BEIJING — Every evening, Liang Xuemeng goes online to read the latest postings from Ayawawa, one of China’s most popular advice columnists.
Ayawawa is the online name of Yang Bingyang, one of several online advice dispensers who have won celebrity in China by tapping into urban women’s anxieties about finding a man to marry.
Those who do not have a husband by the age of 27 are routinely branded as “leftover women,” with diminishing value in the dating market.
Which is an odd state of affairs, considering the unnatural gender imbalance in China: 12 women for every 10 men.
Here is where the narrative rears its ugly feminist head:
Many of these “leftover women” are well-educated urban professionals in a society where men prefer women who are younger and less successful than themselves.
While also failing to see the inherent contradiction: Wymyns, spirited, fierce and independent, are helpless in the face of men's preferences. Besides, there is the rather glaring spectre of the author flinging herself upon a conclusion. How do she know that it isn't the other way around? China is a society where women prefer men who are older and more successful than themselves.
You know, like pretty much every society ever anywhere.
Then, within the paragraph, without noticing, she rubbishes her own article:
The surplus of bachelors shows up mostly on the other end of the spectrum, poor rural men, prompting the state-run All-China Women’s Federation to urge women to lower their standards, lest they, too, end up as “leftovers.”
These advice columnists are far more cognizant of evolution than the NYT:
The columnists have their critics, who accuse them of reinforcing gender stereotypes, but the columnists counter that they are simply acknowledging reality.
“Our world has been hijacked by political correctness,” Ms. Yang said. “I’m criticized for telling the truth about the differences between men and women.”
“A man’s [Mate Value]. is determined by his age, height, looks, wealth, I.Q., emotional quotient, sexual capacity and willingness to make a long-term commitment.” The eight elements in a woman’s M.V. are her “age, looks, height, bra cup size, weight, academic degrees, personality and family background.”
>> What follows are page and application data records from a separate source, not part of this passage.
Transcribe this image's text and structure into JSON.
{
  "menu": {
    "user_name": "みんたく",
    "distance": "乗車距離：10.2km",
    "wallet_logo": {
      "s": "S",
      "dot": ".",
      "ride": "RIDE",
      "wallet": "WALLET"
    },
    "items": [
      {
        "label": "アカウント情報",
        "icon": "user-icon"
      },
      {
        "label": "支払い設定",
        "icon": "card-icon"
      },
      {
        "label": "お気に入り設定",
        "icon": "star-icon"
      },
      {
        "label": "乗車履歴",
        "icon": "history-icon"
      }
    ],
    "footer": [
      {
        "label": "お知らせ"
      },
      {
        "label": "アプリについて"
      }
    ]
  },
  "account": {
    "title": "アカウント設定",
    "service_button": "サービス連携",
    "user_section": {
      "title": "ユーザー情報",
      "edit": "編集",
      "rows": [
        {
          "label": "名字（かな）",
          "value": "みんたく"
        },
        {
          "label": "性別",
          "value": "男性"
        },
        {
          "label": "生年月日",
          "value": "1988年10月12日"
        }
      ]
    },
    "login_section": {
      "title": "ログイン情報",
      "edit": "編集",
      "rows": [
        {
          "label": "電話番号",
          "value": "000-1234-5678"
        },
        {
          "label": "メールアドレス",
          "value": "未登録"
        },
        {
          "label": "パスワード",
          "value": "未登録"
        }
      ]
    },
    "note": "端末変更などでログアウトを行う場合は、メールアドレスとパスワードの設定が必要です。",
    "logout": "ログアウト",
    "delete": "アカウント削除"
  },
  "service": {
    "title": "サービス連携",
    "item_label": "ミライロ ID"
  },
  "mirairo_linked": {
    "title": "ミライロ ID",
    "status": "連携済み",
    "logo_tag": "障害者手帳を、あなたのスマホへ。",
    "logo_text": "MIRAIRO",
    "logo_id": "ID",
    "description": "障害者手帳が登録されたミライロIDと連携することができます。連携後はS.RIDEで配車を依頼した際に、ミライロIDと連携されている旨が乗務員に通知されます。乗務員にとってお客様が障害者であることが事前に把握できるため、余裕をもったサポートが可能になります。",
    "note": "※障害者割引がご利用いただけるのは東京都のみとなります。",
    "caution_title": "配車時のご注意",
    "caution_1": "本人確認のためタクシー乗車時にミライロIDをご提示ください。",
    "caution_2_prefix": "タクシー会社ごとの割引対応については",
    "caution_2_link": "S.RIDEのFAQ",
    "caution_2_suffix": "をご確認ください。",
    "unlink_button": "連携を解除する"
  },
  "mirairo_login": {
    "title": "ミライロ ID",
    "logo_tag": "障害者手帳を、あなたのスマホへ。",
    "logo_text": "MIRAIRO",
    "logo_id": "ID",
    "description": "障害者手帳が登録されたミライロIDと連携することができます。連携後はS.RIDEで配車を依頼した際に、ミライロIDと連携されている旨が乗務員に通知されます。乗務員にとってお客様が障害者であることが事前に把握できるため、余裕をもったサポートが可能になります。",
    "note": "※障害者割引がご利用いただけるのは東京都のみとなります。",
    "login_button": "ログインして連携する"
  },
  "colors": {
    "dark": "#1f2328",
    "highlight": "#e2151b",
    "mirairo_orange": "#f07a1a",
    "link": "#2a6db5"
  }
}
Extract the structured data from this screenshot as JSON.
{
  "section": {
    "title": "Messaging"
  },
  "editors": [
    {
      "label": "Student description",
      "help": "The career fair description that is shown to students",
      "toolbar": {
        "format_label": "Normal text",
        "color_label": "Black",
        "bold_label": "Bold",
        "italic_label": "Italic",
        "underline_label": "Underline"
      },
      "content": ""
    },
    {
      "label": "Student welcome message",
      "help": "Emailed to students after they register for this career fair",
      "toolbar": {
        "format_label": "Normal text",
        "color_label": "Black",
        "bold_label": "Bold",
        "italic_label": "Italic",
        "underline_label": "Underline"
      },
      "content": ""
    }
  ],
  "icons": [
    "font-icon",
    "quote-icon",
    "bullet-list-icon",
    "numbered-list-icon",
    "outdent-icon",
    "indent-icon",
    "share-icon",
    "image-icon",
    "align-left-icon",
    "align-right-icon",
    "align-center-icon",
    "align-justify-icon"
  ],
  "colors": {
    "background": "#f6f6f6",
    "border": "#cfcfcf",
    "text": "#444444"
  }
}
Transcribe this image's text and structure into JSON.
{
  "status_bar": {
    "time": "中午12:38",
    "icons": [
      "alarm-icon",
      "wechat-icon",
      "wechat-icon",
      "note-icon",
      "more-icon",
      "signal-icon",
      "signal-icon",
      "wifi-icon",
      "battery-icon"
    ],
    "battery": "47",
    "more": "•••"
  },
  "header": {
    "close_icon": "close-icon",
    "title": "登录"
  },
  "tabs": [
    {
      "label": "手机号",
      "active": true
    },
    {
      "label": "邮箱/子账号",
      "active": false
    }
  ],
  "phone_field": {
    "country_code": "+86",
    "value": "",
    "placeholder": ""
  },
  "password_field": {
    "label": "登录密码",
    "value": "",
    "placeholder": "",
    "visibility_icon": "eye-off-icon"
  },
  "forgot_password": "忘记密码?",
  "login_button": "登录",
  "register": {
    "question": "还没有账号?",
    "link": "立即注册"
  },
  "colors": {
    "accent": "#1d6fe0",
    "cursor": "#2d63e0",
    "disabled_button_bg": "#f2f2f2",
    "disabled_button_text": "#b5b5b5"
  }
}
It's almost as if evolution didn't stop at the neckline, and that maybe, just maybe, gender isn't a social construct.
Naaahh. Can't be. That isn't The Party Line.